Now listen, friends, as I unveil the chorus
Of those I’m calling 23&WE
We’re not discussing folks who came before us
It’s those who say what this country should be
And how they’ll make enough of us agree
They’re poised to set out from the starting gate,
And one of them may well decide our fate.
I realize once again I’m taking on a “you can’t cover such a mammoth, complex topic in a blog” subject. That’s why I won’t mention world economic inequality right now. I have some awareness of my limits, for goodness' sake (!?). ...
What I do have is a heart that hurts when I see so much suffering and anger in this land of plenty, a conviction that this growing economic inequity is unsustainable, and—I’ve been told—an analytical mind in addressing problems. And my blessed blog gives me a bit of a forum to try to evoke discussion of these views.
So here we go.
An Exploration in Rhyme...
No matter what your politics, you may well be troubled, as I am, by the efforts on college campuses—as well as in many other arenas—to stifle dissent by preventing people with unpopular views from being invited to speak—or interrupting them so that they can’t be heard. Short of shouting “fire!” in a crowded theater, the First Amendment to the US Constitution should be a protected and revered part of all our public dialogue—from colleges to the White House.
And it seems the College Board, the organization that administers the SAT and Advanced Placement (AP) college entrance exams, has decided to do something about that problem, reports Thomas Friedman in The New York Times. They determined to ensure that the next generation really learns what the Constitution is all about.
For now, at least, 35 days after it was foisted upon us, what has been called “the Seinfeld shutdown—it’s about nothing”—is over. That would be amusing if it hadn’t wreaked such terrible damage on so many people. It will take a while to understand the larger impacts on our economy, national security, and more, but we’ll probably never know the devastation it caused some of the most vulnerable government workers and private contractors..................
OK. Now that I’ve gotten all that out of my system, I’d like to update an exploration of an issue I first raised in “Here’s Why I’ve No Intention of Discussing the Elephant in Our National Room”: What are we looking for in leadership in 2020? It’s going to be a wild ride out there as a multitude of Democrats seek the party’s nomination.

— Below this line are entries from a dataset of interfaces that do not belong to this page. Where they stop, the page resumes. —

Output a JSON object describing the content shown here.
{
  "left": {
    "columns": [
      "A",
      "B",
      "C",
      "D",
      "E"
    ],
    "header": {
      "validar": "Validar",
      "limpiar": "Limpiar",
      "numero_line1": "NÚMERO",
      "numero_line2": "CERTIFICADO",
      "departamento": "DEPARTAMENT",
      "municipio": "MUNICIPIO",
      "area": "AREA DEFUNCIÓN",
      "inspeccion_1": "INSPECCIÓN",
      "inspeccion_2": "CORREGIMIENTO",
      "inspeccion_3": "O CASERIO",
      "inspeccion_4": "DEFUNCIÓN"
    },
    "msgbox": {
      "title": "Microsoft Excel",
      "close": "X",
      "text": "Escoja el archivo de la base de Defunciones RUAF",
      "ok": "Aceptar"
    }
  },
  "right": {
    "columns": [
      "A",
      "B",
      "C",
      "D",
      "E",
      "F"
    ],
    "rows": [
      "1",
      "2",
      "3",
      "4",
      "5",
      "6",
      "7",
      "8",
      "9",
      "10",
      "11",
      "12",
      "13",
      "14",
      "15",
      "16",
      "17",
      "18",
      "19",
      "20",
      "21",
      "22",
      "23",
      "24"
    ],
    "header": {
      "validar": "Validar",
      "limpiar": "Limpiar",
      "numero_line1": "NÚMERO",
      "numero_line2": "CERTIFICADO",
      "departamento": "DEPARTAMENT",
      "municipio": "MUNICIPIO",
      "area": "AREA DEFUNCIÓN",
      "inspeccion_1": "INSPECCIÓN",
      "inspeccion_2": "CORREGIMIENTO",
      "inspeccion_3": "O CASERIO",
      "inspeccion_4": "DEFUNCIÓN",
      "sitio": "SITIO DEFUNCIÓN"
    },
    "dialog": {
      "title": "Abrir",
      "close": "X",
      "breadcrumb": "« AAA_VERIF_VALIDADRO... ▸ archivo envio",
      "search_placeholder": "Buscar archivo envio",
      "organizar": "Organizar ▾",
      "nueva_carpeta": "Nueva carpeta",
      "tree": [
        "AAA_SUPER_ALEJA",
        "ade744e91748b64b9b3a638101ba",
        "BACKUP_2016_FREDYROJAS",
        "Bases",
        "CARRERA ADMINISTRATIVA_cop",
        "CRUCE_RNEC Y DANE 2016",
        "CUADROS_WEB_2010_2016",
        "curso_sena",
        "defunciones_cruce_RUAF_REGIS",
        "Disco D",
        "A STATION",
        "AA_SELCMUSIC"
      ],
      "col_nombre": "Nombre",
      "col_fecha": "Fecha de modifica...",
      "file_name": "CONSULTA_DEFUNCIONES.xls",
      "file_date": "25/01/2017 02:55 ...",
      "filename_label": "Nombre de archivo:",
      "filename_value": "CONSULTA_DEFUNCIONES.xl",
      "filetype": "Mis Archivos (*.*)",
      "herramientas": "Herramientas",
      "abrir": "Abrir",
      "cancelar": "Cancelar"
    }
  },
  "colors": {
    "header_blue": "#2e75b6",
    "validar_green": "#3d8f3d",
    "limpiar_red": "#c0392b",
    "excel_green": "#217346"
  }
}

I invite you to put on your citizen-pundit hats and tell me what you think. Feel free to name names: those you either like or don’t like at this point, but please tell me why....
But I’m equally interested in the issues you think are paramount and the qualities you’re looking for in a President—and whether you think that type of person/persons would be viable in the general election. In these hyper-partisan times, are you looking for someone who expresses commitment to reach across the aisle? How do you think such a person would fare in the primaries?